Actually, the celebration Shichi-Go-San (7-5-3) does date back to antiquity (i.e. before I can find any real references - though in reality it was in the Edo period some time, after 1600AD). It comes from Chinese traditions of uneven numbers being auspicious, and also a good smattering of Japanese aesthetics, to celebrate special or sacred years of childhood. From the survival of early childhood (at 3 yo... which was likely no mean feat), to the leaving of infanthood (at 7 yo...). In fact the child's spirit was said to belong to the gods until age 7, at which time the child would formally be added to the "population books" and ujigami-sama.

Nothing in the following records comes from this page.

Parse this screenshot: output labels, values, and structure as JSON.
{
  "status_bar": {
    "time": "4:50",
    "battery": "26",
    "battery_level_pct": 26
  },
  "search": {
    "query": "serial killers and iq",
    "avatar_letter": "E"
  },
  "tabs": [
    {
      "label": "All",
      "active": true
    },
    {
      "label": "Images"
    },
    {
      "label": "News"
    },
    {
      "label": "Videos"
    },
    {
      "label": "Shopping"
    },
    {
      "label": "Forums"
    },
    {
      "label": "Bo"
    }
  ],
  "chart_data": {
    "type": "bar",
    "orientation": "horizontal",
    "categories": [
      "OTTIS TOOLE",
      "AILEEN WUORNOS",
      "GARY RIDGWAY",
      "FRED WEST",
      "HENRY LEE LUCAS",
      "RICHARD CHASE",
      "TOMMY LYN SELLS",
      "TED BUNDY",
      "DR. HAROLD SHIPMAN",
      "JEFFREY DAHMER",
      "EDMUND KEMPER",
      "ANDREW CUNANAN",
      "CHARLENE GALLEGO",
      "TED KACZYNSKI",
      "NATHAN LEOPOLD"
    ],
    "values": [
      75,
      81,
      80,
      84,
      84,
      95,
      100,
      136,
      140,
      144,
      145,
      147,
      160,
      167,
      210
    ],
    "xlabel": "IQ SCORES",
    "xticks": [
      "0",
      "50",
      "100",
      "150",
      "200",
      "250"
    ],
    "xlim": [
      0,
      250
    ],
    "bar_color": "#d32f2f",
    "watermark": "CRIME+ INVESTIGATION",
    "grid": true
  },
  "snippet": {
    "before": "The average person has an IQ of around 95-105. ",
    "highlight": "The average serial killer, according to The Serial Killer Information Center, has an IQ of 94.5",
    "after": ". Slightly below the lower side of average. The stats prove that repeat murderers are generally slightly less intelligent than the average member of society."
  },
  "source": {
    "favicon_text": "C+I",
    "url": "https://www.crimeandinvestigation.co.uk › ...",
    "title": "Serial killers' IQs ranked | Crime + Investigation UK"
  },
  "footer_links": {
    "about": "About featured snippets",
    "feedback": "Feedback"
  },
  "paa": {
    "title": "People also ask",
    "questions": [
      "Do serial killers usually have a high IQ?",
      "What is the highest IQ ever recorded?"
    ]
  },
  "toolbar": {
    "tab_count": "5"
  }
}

Ok... if it sounds like I know a lot, I don't. This is from Japan: How We Breathe and How Our Hearts Beat.

At the age of 3, the tradition entailed that children changed their hairstyles, wearing it on top. Well L-kun has never had much hair to do much with, so a costume change was going to have to suffice. We took him down to the photography studio - and spent a good couple of hours there. We only went with 2 costume changes (a traditional kimono and a western suit)... though I'm sure there were countless other styles we could have tried.

I think he looked particularly dashing in the suit - with...

Or without jacket....

And he was such a ham away from the professional's camera. But I have to admit that in front of the real camera, it was a different story.... and no, we couldn't bring in our camera to the studio area (just the changing area... which is a little strange). In fact, he developed an instantaneous affectation of sticking his tongue (unconsciously) out the side of his mouth. He'd never done this before - but today, he couldn't stop himself. I guess this was a stress reaction... even though the photographers at the studio were great and very friendly. It certainly is a testament to the professionalism, and the brute inner strength that the photographers (and their assistants) have... and I'm sure that L-kun wasn't the most difficult by a long, long way.

So the following photos are taken from the supplied cd (of I think 9 out of the total of 100 photos that were taken). Speaking of stress - it's very stressful having to down-select photos from a studio (something I'm assuming they are well aware of, and depend financially upon). The package that they offer is a number of photos in an album, a calendar, and a number small photos. All good presents for the grandparents.

Note - I do not hold the copyright to these photos - which is held of course by the studio - but I hope this constitutes reasonable use. Doesn't it?

Anyway - L-kun was 3 years of age at this point... and now he's 4. We're already planning his next visit for his 5th year. May the force (and the savings plan) truly be with us!....